- **RECORDS SHOWN**
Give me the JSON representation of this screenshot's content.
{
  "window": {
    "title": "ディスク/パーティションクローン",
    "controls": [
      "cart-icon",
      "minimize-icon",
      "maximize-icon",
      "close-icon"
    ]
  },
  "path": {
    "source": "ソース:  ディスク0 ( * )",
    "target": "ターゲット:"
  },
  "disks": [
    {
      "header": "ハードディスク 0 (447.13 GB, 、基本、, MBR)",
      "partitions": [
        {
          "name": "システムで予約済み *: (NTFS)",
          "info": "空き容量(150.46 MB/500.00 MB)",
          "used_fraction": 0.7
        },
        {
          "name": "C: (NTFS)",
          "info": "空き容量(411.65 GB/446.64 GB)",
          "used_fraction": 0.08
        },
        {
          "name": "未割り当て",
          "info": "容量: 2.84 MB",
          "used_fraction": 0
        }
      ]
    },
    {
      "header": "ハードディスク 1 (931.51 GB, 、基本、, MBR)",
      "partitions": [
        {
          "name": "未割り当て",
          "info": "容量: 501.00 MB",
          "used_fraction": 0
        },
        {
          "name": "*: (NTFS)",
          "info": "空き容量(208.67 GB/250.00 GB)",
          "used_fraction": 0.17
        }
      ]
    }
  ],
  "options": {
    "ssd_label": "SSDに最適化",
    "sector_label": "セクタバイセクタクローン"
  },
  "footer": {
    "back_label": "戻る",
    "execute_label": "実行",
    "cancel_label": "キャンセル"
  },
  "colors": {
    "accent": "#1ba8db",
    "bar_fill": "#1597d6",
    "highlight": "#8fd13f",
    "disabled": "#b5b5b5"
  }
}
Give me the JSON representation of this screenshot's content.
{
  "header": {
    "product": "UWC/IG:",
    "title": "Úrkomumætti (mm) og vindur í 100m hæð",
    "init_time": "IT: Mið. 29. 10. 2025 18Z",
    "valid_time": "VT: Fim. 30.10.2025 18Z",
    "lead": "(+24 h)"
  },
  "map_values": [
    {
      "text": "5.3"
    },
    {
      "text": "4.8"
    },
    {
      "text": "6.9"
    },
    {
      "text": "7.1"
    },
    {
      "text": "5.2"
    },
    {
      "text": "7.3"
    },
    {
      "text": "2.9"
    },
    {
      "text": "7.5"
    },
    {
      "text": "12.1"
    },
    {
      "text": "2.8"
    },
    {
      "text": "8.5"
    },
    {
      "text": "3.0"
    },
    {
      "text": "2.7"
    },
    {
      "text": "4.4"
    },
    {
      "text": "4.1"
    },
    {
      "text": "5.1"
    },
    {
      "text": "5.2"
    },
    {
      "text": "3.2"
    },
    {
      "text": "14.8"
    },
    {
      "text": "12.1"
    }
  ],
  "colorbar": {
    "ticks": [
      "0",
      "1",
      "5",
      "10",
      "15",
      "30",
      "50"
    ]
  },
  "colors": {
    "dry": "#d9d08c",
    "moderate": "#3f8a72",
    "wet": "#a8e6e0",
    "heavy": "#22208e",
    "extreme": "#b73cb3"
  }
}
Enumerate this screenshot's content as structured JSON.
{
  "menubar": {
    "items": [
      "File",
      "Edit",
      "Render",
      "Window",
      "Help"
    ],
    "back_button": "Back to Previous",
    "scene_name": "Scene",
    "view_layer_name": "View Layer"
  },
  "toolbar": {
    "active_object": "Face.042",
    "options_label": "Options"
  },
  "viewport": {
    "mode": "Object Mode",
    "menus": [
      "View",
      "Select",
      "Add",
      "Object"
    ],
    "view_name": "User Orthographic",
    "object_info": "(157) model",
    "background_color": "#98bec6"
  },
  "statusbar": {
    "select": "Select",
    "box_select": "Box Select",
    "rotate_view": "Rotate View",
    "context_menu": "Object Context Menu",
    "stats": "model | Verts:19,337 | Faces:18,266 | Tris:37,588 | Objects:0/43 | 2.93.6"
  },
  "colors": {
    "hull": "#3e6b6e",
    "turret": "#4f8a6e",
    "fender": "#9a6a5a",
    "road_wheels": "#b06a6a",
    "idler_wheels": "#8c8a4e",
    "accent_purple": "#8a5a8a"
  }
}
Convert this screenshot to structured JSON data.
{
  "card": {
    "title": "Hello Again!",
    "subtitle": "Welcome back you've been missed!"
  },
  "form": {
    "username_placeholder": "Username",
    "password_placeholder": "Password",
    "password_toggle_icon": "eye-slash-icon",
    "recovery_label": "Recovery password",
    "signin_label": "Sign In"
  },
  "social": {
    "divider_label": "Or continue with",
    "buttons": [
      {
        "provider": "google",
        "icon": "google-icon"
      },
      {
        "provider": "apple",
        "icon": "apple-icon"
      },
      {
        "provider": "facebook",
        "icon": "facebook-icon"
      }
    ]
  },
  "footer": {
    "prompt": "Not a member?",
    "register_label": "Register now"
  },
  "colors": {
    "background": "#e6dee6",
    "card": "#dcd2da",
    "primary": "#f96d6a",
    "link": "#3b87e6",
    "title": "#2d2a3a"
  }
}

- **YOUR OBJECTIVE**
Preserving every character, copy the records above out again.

- **RESPONSE AREA**
Give me the JSON representation of this screenshot's content.
{
  "window": {
    "title": "ディスク/パーティションクローン",
    "controls": [
      "cart-icon",
      "minimize-icon",
      "maximize-icon",
      "close-icon"
    ]
  },
  "path": {
    "source": "ソース:  ディスク0 ( * )",
    "target": "ターゲット:"
  },
  "disks": [
    {
      "header": "ハードディスク 0 (447.13 GB, 、基本、, MBR)",
      "partitions": [
        {
          "name": "システムで予約済み *: (NTFS)",
          "info": "空き容量(150.46 MB/500.00 MB)",
          "used_fraction": 0.7
        },
        {
          "name": "C: (NTFS)",
          "info": "空き容量(411.65 GB/446.64 GB)",
          "used_fraction": 0.08
        },
        {
          "name": "未割り当て",
          "info": "容量: 2.84 MB",
          "used_fraction": 0
        }
      ]
    },
    {
      "header": "ハードディスク 1 (931.51 GB, 、基本、, MBR)",
      "partitions": [
        {
          "name": "未割り当て",
          "info": "容量: 501.00 MB",
          "used_fraction": 0
        },
        {
          "name": "*: (NTFS)",
          "info": "空き容量(208.67 GB/250.00 GB)",
          "used_fraction": 0.17
        }
      ]
    }
  ],
  "options": {
    "ssd_label": "SSDに最適化",
    "sector_label": "セクタバイセクタクローン"
  },
  "footer": {
    "back_label": "戻る",
    "execute_label": "実行",
    "cancel_label": "キャンセル"
  },
  "colors": {
    "accent": "#1ba8db",
    "bar_fill": "#1597d6",
    "highlight": "#8fd13f",
    "disabled": "#b5b5b5"
  }
}
Give me the JSON representation of this screenshot's content.
{
  "header": {
    "product": "UWC/IG:",
    "title": "Úrkomumætti (mm) og vindur í 100m hæð",
    "init_time": "IT: Mið. 29. 10. 2025 18Z",
    "valid_time": "VT: Fim. 30.10.2025 18Z",
    "lead": "(+24 h)"
  },
  "map_values": [
    {
      "text": "5.3"
    },
    {
      "text": "4.8"
    },
    {
      "text": "6.9"
    },
    {
      "text": "7.1"
    },
    {
      "text": "5.2"
    },
    {
      "text": "7.3"
    },
    {
      "text": "2.9"
    },
    {
      "text": "7.5"
    },
    {
      "text": "12.1"
    },
    {
      "text": "2.8"
    },
    {
      "text": "8.5"
    },
    {
      "text": "3.0"
    },
    {
      "text": "2.7"
    },
    {
      "text": "4.4"
    },
    {
      "text": "4.1"
    },
    {
      "text": "5.1"
    },
    {
      "text": "5.2"
    },
    {
      "text": "3.2"
    },
    {
      "text": "14.8"
    },
    {
      "text": "12.1"
    }
  ],
  "colorbar": {
    "ticks": [
      "0",
      "1",
      "5",
      "10",
      "15",
      "30",
      "50"
    ]
  },
  "colors": {
    "dry": "#d9d08c",
    "moderate": "#3f8a72",
    "wet": "#a8e6e0",
    "heavy": "#22208e",
    "extreme": "#b73cb3"
  }
}
Enumerate this screenshot's content as structured JSON.
{
  "menubar": {
    "items": [
      "File",
      "Edit",
      "Render",
      "Window",
      "Help"
    ],
    "back_button": "Back to Previous",
    "scene_name": "Scene",
    "view_layer_name": "View Layer"
  },
  "toolbar": {
    "active_object": "Face.042",
    "options_label": "Options"
  },
  "viewport": {
    "mode": "Object Mode",
    "menus": [
      "View",
      "Select",
      "Add",
      "Object"
    ],
    "view_name": "User Orthographic",
    "object_info": "(157) model",
    "background_color": "#98bec6"
  },
  "statusbar": {
    "select": "Select",
    "box_select": "Box Select",
    "rotate_view": "Rotate View",
    "context_menu": "Object Context Menu",
    "stats": "model | Verts:19,337 | Faces:18,266 | Tris:37,588 | Objects:0/43 | 2.93.6"
  },
  "colors": {
    "hull": "#3e6b6e",
    "turret": "#4f8a6e",
    "fender": "#9a6a5a",
    "road_wheels": "#b06a6a",
    "idler_wheels": "#8c8a4e",
    "accent_purple": "#8a5a8a"
  }
}
Convert this screenshot to structured JSON data.
{
  "card": {
    "title": "Hello Again!",
    "subtitle": "Welcome back you've been missed!"
  },
  "form": {
    "username_placeholder": "Username",
    "password_placeholder": "Password",
    "password_toggle_icon": "eye-slash-icon",
    "recovery_label": "Recovery password",
    "signin_label": "Sign In"
  },
  "social": {
    "divider_label": "Or continue with",
    "buttons": [
      {
        "provider": "google",
        "icon": "google-icon"
      },
      {
        "provider": "apple",
        "icon": "apple-icon"
      },
      {
        "provider": "facebook",
        "icon": "facebook-icon"
      }
    ]
  },
  "footer": {
    "prompt": "Not a member?",
    "register_label": "Register now"
  },
  "colors": {
    "background": "#e6dee6",
    "card": "#dcd2da",
    "primary": "#f96d6a",
    "link": "#3b87e6",
    "title": "#2d2a3a"
  }
}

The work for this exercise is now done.